A plan in the works would downsize the Milwaukee County Mental Health Complex by moving many patients to community-based care
by Erin Toner, WUWM News
Thursday, the Milwaukee County Board will consider whether to apply pressure to the troubled Mental Health Complex. Twice during the past two years, regulators have declared patients to be in “immediate danger” following reports of abuse. Administrators have been working for a year-and-a-half on a plan to mitigate problems and move patients to community-based care. But as WUWM’s Erin Toner reports, some county leaders say the process isn’t moving fast enough.
The Mental Health Complex is a sprawling treatment center on the county grounds in Wauwatosa. It was built in the 1970s, when communities regularly institutionalized people with severe mental illness. In the decades since, many other states and counties have closed or downsized their hospitals and moved patients to community based care. But the Milwaukee complex continues to operate mainly as an inpatient facility for children, adults and seniors.
County Sup. Joe Sanfelippo says multiple reports over the past 25 years have detailed serious problems regarding patient safety.
“These reports have come on, when there’s problems at the mental health company, they’re in the news, the board takes action, and as soon as it’s not headlines in the news anymore, it kind of gets forgotten about,” Sanfelippo says.
Sanfelippo is referring to high-profile cases, including reports of patients being sexually abused by other patients, and a recent death the district attorney is investigating. An independent study recommended the county shift patients to services in the community, but he says so far, progress has been slow.
“The HSRI report said they scoured the entire country and they cannot find any other county that’s running an institutional based facility for mental health care like this. If you take a look in Madison, Waukesha, they all rely on more of a community based program, which really has been the approach for the last 30 years. It’s just Milwaukee County has never taken the initiative to transition into that type of care,” Sanfelippo says.
Last week, a county board committee voted to require administrators to submit a detailed plan and timetable for reforms at the Mental Health Complex.
But the committee’s chairperson, Sup. Peggy Romo West, dissented. She agrees improvements are overdue – and she’s been helping design them, but Romo West says the county must proceed responsibly and not simply rush the process.
“The issue at hand obviously is, how do we finance this and how do we do this in the safest way that we can for our mental health consumers?” Romo West says.
Romo West says studies have shown the county will need $25 million to complete the mental health redesign, and so far, the county executive has allocated $3 million. In addition to money, she says the county cannot transition patients out of the facility without having a strong community care network in place to serve their needs, and it will take time to develop.
Romo West says because there are so many moving parts, it’s not practical to force planners to outline a timetable.
“We refer to our redesign plan as a living document, because we’re dealing with human beings and there’s constant changes now in our health care policies and legislation and coverage and so, how long is it going to take? I’m really unsure at this point,” Romo West says.

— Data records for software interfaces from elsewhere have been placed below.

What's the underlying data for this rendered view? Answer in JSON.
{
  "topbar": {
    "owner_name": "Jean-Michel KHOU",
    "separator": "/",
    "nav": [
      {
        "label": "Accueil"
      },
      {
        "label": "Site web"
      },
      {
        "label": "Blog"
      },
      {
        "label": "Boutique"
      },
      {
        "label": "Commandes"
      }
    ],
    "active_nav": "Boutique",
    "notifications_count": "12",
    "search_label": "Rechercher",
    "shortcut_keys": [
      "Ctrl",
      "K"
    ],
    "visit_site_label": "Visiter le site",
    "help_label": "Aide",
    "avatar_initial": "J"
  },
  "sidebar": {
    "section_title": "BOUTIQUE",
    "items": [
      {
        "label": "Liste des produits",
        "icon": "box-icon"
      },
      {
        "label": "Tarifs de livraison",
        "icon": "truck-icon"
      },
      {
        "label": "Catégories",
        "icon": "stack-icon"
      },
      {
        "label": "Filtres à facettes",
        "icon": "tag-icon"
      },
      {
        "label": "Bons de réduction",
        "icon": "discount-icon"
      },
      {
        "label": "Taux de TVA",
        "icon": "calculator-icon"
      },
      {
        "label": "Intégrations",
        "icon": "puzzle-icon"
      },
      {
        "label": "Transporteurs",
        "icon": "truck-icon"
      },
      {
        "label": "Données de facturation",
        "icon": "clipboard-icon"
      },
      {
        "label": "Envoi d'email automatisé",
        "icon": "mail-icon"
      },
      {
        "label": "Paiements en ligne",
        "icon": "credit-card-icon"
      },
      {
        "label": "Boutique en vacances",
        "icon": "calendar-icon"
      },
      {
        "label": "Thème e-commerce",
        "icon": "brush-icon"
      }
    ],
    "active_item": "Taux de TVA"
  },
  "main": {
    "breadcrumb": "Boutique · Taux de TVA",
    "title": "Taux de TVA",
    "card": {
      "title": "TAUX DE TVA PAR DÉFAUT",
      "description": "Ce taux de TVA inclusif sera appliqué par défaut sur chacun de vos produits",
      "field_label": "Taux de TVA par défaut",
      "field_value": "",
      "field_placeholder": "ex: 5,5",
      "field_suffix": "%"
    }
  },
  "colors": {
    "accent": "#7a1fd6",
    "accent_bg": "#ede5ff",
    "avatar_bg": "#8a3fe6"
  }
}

Many meaningful changes have already taken place, according to Paula Lucey, administrator of the Milwaukee County Behavioral Health Division. She says recent initiatives have allowed the Mental Health Complex to close one inpatient unit. For example, the county has overseen the creation of a crisis resource center to give people an alternative to visiting the emergency room.
Lucey says the county has also boosted programs in the community to help those who are discharged stay on track with their recovery.
“That’s decreasing our number of re-admissions and our number of people that are coming back into the emergency room because it didn’t quite work when they got discharged,” Lucey says.
Lucey says there are solid plans for continuing the reforms in 2013, such as developing “step-down” housing for patients not quite ready to live independently. She says the approach to reform has been inclusive and thoughtful, which may not lead to the pace of change some county supervisors want.
“We have very vulnerable patients here at the core of these discussions. And so I think if we’ve made any errors, we’ve erred on the side of being careful about those patients and making sure that they’re not lost in the cracks and they’re not lost in the community,” Lucey says.
The full County Board is set to vote today on whether to require the Behavioral Health Division to outline specific goals and deadlines.
Administrator Lucey says her team has been reporting its progress all along, and would have no problem providing a more detailed plan.